World Calendars

What are some of the special features of other calendar systems?

Members of the Islamic faith observe Fridays as their major day of worship. The fast of Ramadan begins at sundown on the evening before the date given; there is no prohibition on working during Ramadan. The two days of required religious observance are Eid-ul-Fitr (Festival of Fastbreaking) and Eid-ul-Adha (Festival of Sacrifice). Members of the Islamic faith are prohibited from working on those two days. All of the dates of Islamic observance are tentative because they are based on the local first sightings of the lunar crescent of the new moon.

The Jewish religious day is Saturday – Shabbat – and begins at nightfall on Friday until nightfall on Saturday. All days of religious significance for the Jewish faith begin at sundown on the evening before the date given.

The Bahà’í year begins at the spring equinox, on March 21. Their calendar is comprised of 19 months, each 19 days long, and four “intercalary days (February 26 – March 1). The Baha’i day begins at sundown before the date listed and end at sundown on the date listed. The Baha’i Fast is observed every year from March 2 – March 20. Children under the age of 15, the elderly, pregnant and nursing mothers, those who are ill or engaged in heavy labour are exempt from observing the Fast.

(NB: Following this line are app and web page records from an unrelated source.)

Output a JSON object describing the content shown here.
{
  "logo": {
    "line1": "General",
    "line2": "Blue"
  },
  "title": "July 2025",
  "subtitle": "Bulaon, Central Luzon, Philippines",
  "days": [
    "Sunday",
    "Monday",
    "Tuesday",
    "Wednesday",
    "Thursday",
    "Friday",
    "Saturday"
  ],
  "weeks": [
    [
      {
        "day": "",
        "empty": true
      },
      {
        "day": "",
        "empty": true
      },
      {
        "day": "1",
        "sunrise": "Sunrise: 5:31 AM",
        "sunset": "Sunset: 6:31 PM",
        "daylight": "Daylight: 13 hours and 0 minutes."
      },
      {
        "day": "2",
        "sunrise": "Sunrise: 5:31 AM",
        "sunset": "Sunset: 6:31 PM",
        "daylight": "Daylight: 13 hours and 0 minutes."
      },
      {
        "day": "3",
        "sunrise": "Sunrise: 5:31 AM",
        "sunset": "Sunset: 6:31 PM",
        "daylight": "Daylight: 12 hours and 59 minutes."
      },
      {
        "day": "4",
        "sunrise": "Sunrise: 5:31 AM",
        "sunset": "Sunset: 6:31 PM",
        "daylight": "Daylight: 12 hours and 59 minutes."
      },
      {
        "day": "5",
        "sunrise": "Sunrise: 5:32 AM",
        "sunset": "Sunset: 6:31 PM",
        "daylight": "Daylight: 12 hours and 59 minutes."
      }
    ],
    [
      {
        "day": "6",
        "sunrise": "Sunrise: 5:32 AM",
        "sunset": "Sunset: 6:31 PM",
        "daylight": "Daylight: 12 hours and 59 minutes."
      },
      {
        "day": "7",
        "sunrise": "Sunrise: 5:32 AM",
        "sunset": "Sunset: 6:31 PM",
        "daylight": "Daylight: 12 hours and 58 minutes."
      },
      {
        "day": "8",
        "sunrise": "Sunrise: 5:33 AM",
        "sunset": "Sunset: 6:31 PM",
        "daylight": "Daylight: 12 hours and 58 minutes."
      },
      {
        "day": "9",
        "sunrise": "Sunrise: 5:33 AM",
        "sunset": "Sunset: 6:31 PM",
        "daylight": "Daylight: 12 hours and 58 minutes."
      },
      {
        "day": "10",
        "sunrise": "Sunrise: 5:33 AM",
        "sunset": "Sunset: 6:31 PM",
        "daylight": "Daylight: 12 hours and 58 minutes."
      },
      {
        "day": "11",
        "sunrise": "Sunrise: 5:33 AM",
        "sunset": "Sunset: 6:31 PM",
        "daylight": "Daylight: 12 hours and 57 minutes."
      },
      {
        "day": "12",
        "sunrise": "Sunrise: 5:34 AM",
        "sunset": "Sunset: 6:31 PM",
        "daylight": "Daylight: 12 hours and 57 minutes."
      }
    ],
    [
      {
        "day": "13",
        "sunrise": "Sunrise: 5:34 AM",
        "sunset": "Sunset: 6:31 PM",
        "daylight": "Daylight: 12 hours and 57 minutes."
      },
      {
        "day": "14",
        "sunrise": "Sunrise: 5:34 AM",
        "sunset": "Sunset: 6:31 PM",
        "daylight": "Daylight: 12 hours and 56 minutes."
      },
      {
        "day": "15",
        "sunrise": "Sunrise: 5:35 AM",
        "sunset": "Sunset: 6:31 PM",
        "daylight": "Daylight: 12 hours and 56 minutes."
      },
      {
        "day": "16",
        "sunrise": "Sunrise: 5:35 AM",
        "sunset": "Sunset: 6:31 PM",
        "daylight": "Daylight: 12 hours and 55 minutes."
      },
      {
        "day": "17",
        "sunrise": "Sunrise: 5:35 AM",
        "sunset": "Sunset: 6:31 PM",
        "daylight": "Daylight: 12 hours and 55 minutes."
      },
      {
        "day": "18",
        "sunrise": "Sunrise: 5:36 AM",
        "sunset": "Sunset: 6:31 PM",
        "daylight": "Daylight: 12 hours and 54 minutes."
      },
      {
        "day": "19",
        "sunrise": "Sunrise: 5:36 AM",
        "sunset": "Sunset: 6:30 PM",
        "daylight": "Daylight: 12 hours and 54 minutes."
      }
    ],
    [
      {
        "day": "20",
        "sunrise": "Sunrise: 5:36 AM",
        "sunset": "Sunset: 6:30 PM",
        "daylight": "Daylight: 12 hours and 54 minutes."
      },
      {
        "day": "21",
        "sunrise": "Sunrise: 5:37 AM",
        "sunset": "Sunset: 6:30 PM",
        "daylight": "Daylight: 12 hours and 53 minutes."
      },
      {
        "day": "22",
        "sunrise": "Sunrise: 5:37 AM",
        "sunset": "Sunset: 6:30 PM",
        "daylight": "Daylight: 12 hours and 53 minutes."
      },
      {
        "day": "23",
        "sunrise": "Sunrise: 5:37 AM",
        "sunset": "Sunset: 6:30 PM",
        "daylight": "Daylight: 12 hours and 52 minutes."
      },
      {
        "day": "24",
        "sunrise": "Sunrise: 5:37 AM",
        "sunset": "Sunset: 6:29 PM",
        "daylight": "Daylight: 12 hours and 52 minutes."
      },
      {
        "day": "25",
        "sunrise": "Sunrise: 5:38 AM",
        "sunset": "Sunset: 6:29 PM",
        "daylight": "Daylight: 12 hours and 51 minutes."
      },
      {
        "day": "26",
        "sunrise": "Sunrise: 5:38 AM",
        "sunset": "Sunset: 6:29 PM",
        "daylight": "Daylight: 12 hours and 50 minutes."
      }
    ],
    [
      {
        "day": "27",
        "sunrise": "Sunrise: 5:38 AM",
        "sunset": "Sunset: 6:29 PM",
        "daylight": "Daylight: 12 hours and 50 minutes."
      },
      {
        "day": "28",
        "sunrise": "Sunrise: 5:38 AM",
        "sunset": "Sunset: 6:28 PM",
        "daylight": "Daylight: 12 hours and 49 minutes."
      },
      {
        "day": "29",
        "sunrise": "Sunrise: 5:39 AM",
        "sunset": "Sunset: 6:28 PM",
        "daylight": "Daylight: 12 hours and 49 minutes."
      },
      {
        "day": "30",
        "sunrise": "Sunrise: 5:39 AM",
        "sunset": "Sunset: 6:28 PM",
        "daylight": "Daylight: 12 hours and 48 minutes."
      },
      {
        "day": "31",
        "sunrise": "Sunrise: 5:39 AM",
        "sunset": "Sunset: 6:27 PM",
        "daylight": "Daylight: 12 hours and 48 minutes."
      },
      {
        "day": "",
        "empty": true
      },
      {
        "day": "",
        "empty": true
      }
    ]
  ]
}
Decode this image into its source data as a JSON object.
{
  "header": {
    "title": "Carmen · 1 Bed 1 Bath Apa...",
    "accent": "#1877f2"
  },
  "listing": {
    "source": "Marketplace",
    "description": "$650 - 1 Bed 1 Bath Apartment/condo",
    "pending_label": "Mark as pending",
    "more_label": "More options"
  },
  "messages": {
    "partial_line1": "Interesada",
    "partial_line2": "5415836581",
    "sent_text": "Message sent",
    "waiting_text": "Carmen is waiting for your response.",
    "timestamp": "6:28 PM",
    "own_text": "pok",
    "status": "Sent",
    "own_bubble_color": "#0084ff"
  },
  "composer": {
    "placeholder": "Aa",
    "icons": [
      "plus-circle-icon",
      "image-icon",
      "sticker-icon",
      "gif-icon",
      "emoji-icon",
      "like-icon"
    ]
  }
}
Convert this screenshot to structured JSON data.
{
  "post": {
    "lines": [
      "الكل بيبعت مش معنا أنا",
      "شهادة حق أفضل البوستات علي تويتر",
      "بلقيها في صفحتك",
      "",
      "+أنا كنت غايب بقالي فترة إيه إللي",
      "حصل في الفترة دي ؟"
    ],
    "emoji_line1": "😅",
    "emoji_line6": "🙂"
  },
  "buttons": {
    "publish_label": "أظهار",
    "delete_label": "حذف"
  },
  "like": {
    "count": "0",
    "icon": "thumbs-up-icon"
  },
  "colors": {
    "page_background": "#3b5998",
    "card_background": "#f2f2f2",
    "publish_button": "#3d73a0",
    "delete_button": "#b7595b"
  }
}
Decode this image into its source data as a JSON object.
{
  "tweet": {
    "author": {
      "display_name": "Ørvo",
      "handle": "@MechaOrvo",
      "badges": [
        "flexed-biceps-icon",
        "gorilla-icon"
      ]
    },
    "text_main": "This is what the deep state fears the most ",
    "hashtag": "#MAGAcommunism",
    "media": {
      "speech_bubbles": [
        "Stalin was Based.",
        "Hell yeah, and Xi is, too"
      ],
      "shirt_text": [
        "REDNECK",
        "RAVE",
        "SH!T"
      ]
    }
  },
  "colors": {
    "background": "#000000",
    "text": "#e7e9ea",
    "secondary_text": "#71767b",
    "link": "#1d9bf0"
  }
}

Until March 31, 1998, the Sikhs used the Hindu lunisolar (Bikrami) calendar to determine their feast days. They now use their own solar Nanakshahi Calendar which started on March 14th , 1999. The era (1 Chet 1 Nanakshahi) is the date of the birth of the first Guru, Nanak Dev, in 1469. Although all observances are now fixed, Guru Nanak’s birthday and Holla Mohalla continue to be moveable feasts based on the lunar calendar.

Most Buddhists with the exception of the Japanese Buddhists, use the Lunar calendar. Dates of Buddhist festivals vary between different traditions and from country to country. For example, people from Thailand, Burma and Sri Lanka celebrate their New Year in mid-April, whereas Chinese, Vietnamese and Korean Buddhists follow the lunar calendar and celebrate it in January or February. Tibetan Buddhists usually celebrate a month later.

The Christian faith has three separate calendars:

The Western or Gregorian calendar is that of the Roman Catholic and Protestant Churches.

The Orthodox or Julian Calendar is divided into 12 months of 30 days each, and a 13th month of 5 or 6 days at the end of the year, hence the date for Christmas is on Jan. 7th. It is the same as the Western Calendar for all fixed feasts but uses the Julian calendar for moveable feasts such as Easter and is used primarily by the Greek and Cypriot Orthodox Churches. This calendar is used mainly in eastern Europe, eastern Mediterranean, Russia, Romania, Serbia, Greece, Bulgaria, Georgia, Cyprus, Czech, Slovenia, Poland and Albania.

The Orthodox Coptic Calendar is 13 days behind the Julian Calendar and is used by most other Orthodox churches such as most of the churches in Egypt, Ethiopia, Entrea, Sudan and the Middle East.